- Angus and Malcolm Young from AC/DC grew up in Burwood.
- Novelist Eleanor Dark was born in Burwood but moved away at a young age.
- Clare Dennis, gold medallist in the 200m breaststroke at the 1932 Summer Olympics was born in the suburb.
- Sir Norman McAlister Gregg, an ophthalmologist who discovered the link between rubella and birth defects was born in Burwood.
- Doug Sutherland, former lord mayor of Sydney
- Charles Smith Wilkinson Spent his last days in Burwood 
- Serial killer William MacDonald once owned and lived in a store in Burwood, where he murdered and castrated one of his victims.
- Cartoonist and creator of Mr. Squiggle, Norman Hetherington, grew up at 35 Meryla Street, Burwood.
- Robert Kaleski, writer, environmentalist, and breeder influential in the development of the Australian Cattle Dog, was born in Burwood.

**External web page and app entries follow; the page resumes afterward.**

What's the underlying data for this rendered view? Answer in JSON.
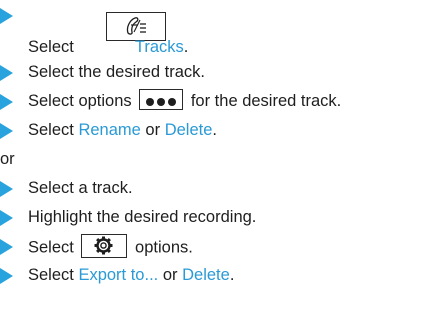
{
  "steps": [
    {
      "select": "Select",
      "tracks_label": "Tracks",
      "period": ".",
      "icon": "tracks-edit-icon"
    },
    {
      "text": "Select the desired track."
    },
    {
      "before": "Select options",
      "after": "for the desired track.",
      "icon": "options-dots-icon"
    },
    {
      "select": "Select",
      "option_a": "Rename",
      "or": "or",
      "option_b": "Delete",
      "period": "."
    }
  ],
  "separator": "or",
  "steps_b": [
    {
      "text": "Select a track."
    },
    {
      "text": "Highlight the desired recording."
    },
    {
      "before": "Select",
      "after": "options.",
      "icon": "settings-gear-icon"
    },
    {
      "select": "Select",
      "option_a": "Export to...",
      "or": "or",
      "option_b": "Delete",
      "period": "."
    }
  ],
  "colors": {
    "accent": "#29a3dd",
    "link": "#2a9ad6",
    "text": "#1e1e1e"
  }
}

- ^ "Local History". Burwood Council. http://www.burwood.nsw.gov.au/default.asp?iNavCatId=3&iSubCatId=12. Retrieved 18 April 2009.
- ^ Pollon, F. (1990.) The Book of Sydney Suburbs, Angus & Robertson Publishers, Sydney, p.41
- ^ "Burwood Heritage Trail". Burwood Council. http://www.burwood.nsw.gov.au/default.asp?iNavCatId=3&iSubCatId=14. Retrieved 18 April 2009.
- ^ The Heritage of Australia, Macmillan Company, 1981, pp. 2 – 14
- ^ http://www.heritage.nsw.gov.au/07_subnav_04_2.cfm?itemid=5045017
- ^ Australian Bureau of Statistics (25 October 2007). "Burwood (State Suburb)". 2006 Census QuickStats. http://www.censusdata.abs.gov.au/ABSNavigation/prenav/LocationSearch?collection=Census&period=2006&areacode=SSC11149&producttype=QuickStats&breadcrumb=PL&action=401. Retrieved 18 April 2009.
- ^ http://www.asap.unimelb.edu.au/bsparcs/biogs/P000186b.htm
|This page uses content from the English language Wikipedia. The original content was at Burwood, New South Wales. The list of authors can be seen in the page history. As with this Familypedia wiki, the content of Wikipedia is available under the Creative Commons License.|